One Day Of Advent Of Code


This year I finally accomplished a dream of mine - I only did a single day of the annual Advent of Code (opens in a new tab) challenge. While most people aspire to complete the entire 25 day exercise, I've learned Advent of Code is as much about me wrestling with my own perfectionism as it is about solving coding puzzles.

I've been doing Advent of Code for 4 years now. 3 years ago, I did the most I had ever done and I was miserable. For 13 days AOC was eating up what little time and energy I had after work. I was caught in a cycle where I was ashamed of myself for not solving the problems more easily. But, I was unable to step away because I felt like I was so close to finishing. This made me invest even more time which made me even more ashamed.

Last year, I only did 4 days of puzzles but I also stopped trying to solve as many problems as I could. Part of this is because I stopped feeling like I needed to use AOC to prove my programming ability to myself and others. This allowed me to start using AOC as a sandbox to try new (to me) Python tools and features like type hints, mypy, and to build out workflows in Make. I had way more fun working this way and ended up with some tools and patterns I was able to use for the rest of the year.
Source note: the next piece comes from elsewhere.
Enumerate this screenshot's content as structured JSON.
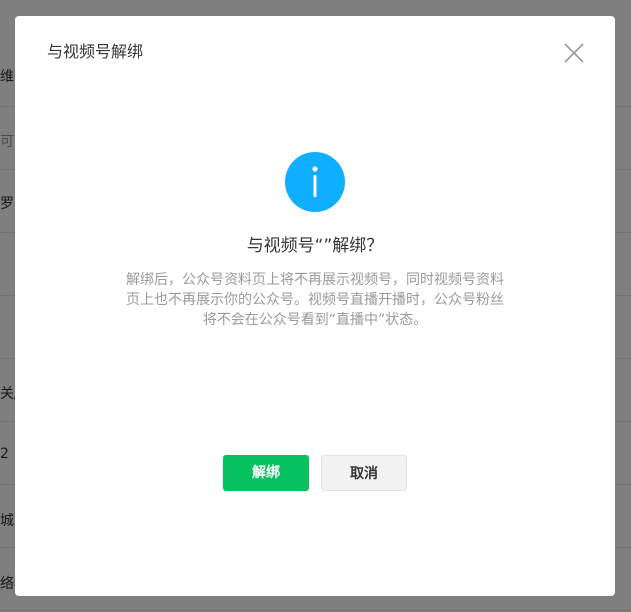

I discovered that last part, up-to-date knowledge of how to build complete modern python projects, is really valuable to me. As a then manager and now executive, I'm not coding regularly. So when I do have a chance to get my hands dirty, for fun or for profit, it's a huge accelerator to have a go-to template to quickly build out a project with up-to-date tools and practices.

I don't mean "template" metaphorically. I have a cookiecutter template (opens in a new tab) I use to build my projects and now I use Advent of Code as my chance to give it an annual refresh.

This year, I leaned even more into "doing more with less" and only did one day's worth of puzzles. I then spent the remaining time making updates to my solution workflow including switching from flake8 to ruff (opens in a new tab), adding mypy (opens in a new tab) into my workflows, and adding a template documentation page with Sphinx (opens in a new tab) driven by docstrings and typehints with autodoc (opens in a new tab). With the exception of Ruff this was all stuff I'd done before, but had never taken the time to systematize.

I then started porting the ideas I enjoyed into my template. Checking for bugs in your template can be tricky because the template itself is full of jinja-style template variables (e.g. {{project-name}}) so you can't run it directly. To help with this I created a new project (opens in a new tab) with a Makefile that pulls my cookiecutter template and runs a "hello world" build to check for obvious bugs.

I really wish I had the time to do all 25 of the AOC puzzles every year, but the truth is I don't. Instead, I'm glad I've gotten to the point in my life where I have the confidence to make use of something in the way I want to.

This work by Alex C. Viana is licensed under CC BY-NC-SA 4